**Task requirements:**
Your task is to print all of the data below exactly, with no pictures included.

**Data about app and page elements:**
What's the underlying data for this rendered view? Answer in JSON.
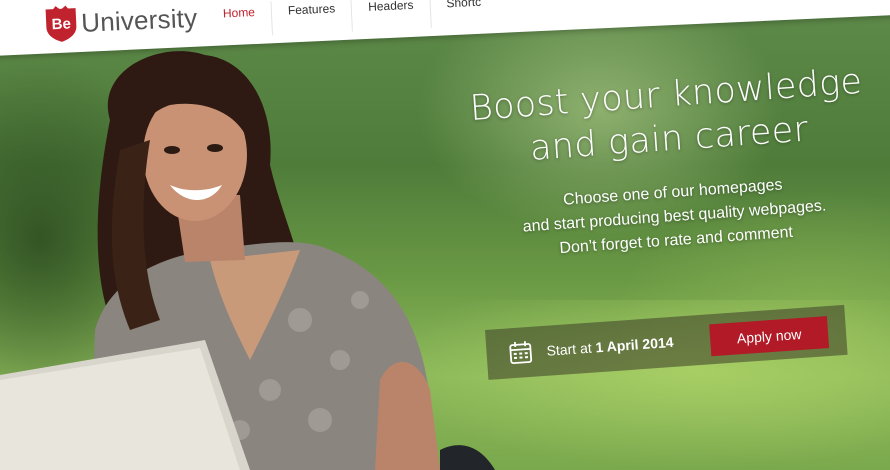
{
  "brand": {
    "logo_mark": "Be",
    "name": "University",
    "accent": "#c0222e"
  },
  "nav": {
    "items": [
      {
        "label": "Home",
        "active": true
      },
      {
        "label": "Features",
        "active": false
      },
      {
        "label": "Headers",
        "active": false
      },
      {
        "label": "Shortc",
        "active": false
      }
    ]
  },
  "hero": {
    "title_line1": "Boost your knowledge",
    "title_line2": "and gain career",
    "sub_line1": "Choose one of our homepages",
    "sub_line2": "and start producing best quality webpages.",
    "sub_line3": "Don’t forget to rate and comment"
  },
  "cta": {
    "icon": "calendar-icon",
    "start_prefix": "Start at",
    "start_date": "1 April 2014",
    "apply_label": "Apply now",
    "button_color": "#b11a26"
  }
}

**Response to the task:**
What's the underlying data for this rendered view? Answer in JSON.
{
  "brand": {
    "logo_mark": "Be",
    "name": "University",
    "accent": "#c0222e"
  },
  "nav": {
    "items": [
      {
        "label": "Home",
        "active": true
      },
      {
        "label": "Features",
        "active": false
      },
      {
        "label": "Headers",
        "active": false
      },
      {
        "label": "Shortc",
        "active": false
      }
    ]
  },
  "hero": {
    "title_line1": "Boost your knowledge",
    "title_line2": "and gain career",
    "sub_line1": "Choose one of our homepages",
    "sub_line2": "and start producing best quality webpages.",
    "sub_line3": "Don’t forget to rate and comment"
  },
  "cta": {
    "icon": "calendar-icon",
    "start_prefix": "Start at",
    "start_date": "1 April 2014",
    "apply_label": "Apply now",
    "button_color": "#b11a26"
  }
}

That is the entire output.